** Your task **
The response must match the data below exactly, line for line.

** Component data from apps and pages **
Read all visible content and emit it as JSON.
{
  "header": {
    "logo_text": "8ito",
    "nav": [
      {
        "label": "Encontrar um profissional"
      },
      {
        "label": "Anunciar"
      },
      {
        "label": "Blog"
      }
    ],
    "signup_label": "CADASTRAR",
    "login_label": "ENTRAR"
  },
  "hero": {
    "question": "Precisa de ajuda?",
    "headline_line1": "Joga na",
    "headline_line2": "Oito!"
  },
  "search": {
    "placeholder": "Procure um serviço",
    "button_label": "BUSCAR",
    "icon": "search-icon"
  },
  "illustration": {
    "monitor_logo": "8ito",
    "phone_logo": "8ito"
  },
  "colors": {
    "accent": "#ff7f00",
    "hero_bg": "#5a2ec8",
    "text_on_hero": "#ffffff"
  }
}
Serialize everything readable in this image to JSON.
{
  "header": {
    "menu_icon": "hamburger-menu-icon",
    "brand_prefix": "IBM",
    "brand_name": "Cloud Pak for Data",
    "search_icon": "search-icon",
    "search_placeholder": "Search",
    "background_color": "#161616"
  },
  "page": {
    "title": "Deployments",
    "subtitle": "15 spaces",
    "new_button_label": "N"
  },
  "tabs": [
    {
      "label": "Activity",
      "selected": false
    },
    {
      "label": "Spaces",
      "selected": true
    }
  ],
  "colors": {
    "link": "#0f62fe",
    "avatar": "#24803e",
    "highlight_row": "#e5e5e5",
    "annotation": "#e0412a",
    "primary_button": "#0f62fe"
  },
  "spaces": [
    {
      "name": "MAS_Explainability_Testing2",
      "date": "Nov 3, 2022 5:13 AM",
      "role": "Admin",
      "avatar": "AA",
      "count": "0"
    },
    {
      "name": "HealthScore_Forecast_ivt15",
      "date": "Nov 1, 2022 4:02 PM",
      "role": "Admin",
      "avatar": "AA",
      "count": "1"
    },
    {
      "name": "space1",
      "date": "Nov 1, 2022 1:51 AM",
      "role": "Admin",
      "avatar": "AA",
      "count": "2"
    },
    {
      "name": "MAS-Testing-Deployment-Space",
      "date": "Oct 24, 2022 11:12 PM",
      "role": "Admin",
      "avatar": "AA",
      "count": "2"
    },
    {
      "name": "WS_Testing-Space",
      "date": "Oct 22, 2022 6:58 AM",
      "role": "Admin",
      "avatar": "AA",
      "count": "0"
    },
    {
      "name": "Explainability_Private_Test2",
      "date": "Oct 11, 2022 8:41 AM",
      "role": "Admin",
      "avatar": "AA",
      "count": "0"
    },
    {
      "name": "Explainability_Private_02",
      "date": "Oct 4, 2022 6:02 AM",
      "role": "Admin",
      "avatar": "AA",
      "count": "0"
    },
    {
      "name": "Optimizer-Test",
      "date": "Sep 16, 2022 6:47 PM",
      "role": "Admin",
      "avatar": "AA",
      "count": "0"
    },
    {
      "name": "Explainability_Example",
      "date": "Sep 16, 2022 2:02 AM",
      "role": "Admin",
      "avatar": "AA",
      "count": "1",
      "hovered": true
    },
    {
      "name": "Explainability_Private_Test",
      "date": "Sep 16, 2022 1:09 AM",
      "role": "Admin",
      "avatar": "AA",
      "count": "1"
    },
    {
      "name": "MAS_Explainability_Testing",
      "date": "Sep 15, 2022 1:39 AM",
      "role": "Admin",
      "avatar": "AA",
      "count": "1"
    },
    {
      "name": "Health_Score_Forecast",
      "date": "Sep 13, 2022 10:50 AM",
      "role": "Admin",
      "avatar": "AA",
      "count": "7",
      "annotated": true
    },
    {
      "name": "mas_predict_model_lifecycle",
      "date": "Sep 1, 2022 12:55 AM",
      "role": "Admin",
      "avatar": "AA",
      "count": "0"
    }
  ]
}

** Exercise result **
Read all visible content and emit it as JSON.
{
  "header": {
    "logo_text": "8ito",
    "nav": [
      {
        "label": "Encontrar um profissional"
      },
      {
        "label": "Anunciar"
      },
      {
        "label": "Blog"
      }
    ],
    "signup_label": "CADASTRAR",
    "login_label": "ENTRAR"
  },
  "hero": {
    "question": "Precisa de ajuda?",
    "headline_line1": "Joga na",
    "headline_line2": "Oito!"
  },
  "search": {
    "placeholder": "Procure um serviço",
    "button_label": "BUSCAR",
    "icon": "search-icon"
  },
  "illustration": {
    "monitor_logo": "8ito",
    "phone_logo": "8ito"
  },
  "colors": {
    "accent": "#ff7f00",
    "hero_bg": "#5a2ec8",
    "text_on_hero": "#ffffff"
  }
}
Serialize everything readable in this image to JSON.
{
  "header": {
    "menu_icon": "hamburger-menu-icon",
    "brand_prefix": "IBM",
    "brand_name": "Cloud Pak for Data",
    "search_icon": "search-icon",
    "search_placeholder": "Search",
    "background_color": "#161616"
  },
  "page": {
    "title": "Deployments",
    "subtitle": "15 spaces",
    "new_button_label": "N"
  },
  "tabs": [
    {
      "label": "Activity",
      "selected": false
    },
    {
      "label": "Spaces",
      "selected": true
    }
  ],
  "colors": {
    "link": "#0f62fe",
    "avatar": "#24803e",
    "highlight_row": "#e5e5e5",
    "annotation": "#e0412a",
    "primary_button": "#0f62fe"
  },
  "spaces": [
    {
      "name": "MAS_Explainability_Testing2",
      "date": "Nov 3, 2022 5:13 AM",
      "role": "Admin",
      "avatar": "AA",
      "count": "0"
    },
    {
      "name": "HealthScore_Forecast_ivt15",
      "date": "Nov 1, 2022 4:02 PM",
      "role": "Admin",
      "avatar": "AA",
      "count": "1"
    },
    {
      "name": "space1",
      "date": "Nov 1, 2022 1:51 AM",
      "role": "Admin",
      "avatar": "AA",
      "count": "2"
    },
    {
      "name": "MAS-Testing-Deployment-Space",
      "date": "Oct 24, 2022 11:12 PM",
      "role": "Admin",
      "avatar": "AA",
      "count": "2"
    },
    {
      "name": "WS_Testing-Space",
      "date": "Oct 22, 2022 6:58 AM",
      "role": "Admin",
      "avatar": "AA",
      "count": "0"
    },
    {
      "name": "Explainability_Private_Test2",
      "date": "Oct 11, 2022 8:41 AM",
      "role": "Admin",
      "avatar": "AA",
      "count": "0"
    },
    {
      "name": "Explainability_Private_02",
      "date": "Oct 4, 2022 6:02 AM",
      "role": "Admin",
      "avatar": "AA",
      "count": "0"
    },
    {
      "name": "Optimizer-Test",
      "date": "Sep 16, 2022 6:47 PM",
      "role": "Admin",
      "avatar": "AA",
      "count": "0"
    },
    {
      "name": "Explainability_Example",
      "date": "Sep 16, 2022 2:02 AM",
      "role": "Admin",
      "avatar": "AA",
      "count": "1",
      "hovered": true
    },
    {
      "name": "Explainability_Private_Test",
      "date": "Sep 16, 2022 1:09 AM",
      "role": "Admin",
      "avatar": "AA",
      "count": "1"
    },
    {
      "name": "MAS_Explainability_Testing",
      "date": "Sep 15, 2022 1:39 AM",
      "role": "Admin",
      "avatar": "AA",
      "count": "1"
    },
    {
      "name": "Health_Score_Forecast",
      "date": "Sep 13, 2022 10:50 AM",
      "role": "Admin",
      "avatar": "AA",
      "count": "7",
      "annotated": true
    },
    {
      "name": "mas_predict_model_lifecycle",
      "date": "Sep 1, 2022 12:55 AM",
      "role": "Admin",
      "avatar": "AA",
      "count": "0"
    }
  ]
}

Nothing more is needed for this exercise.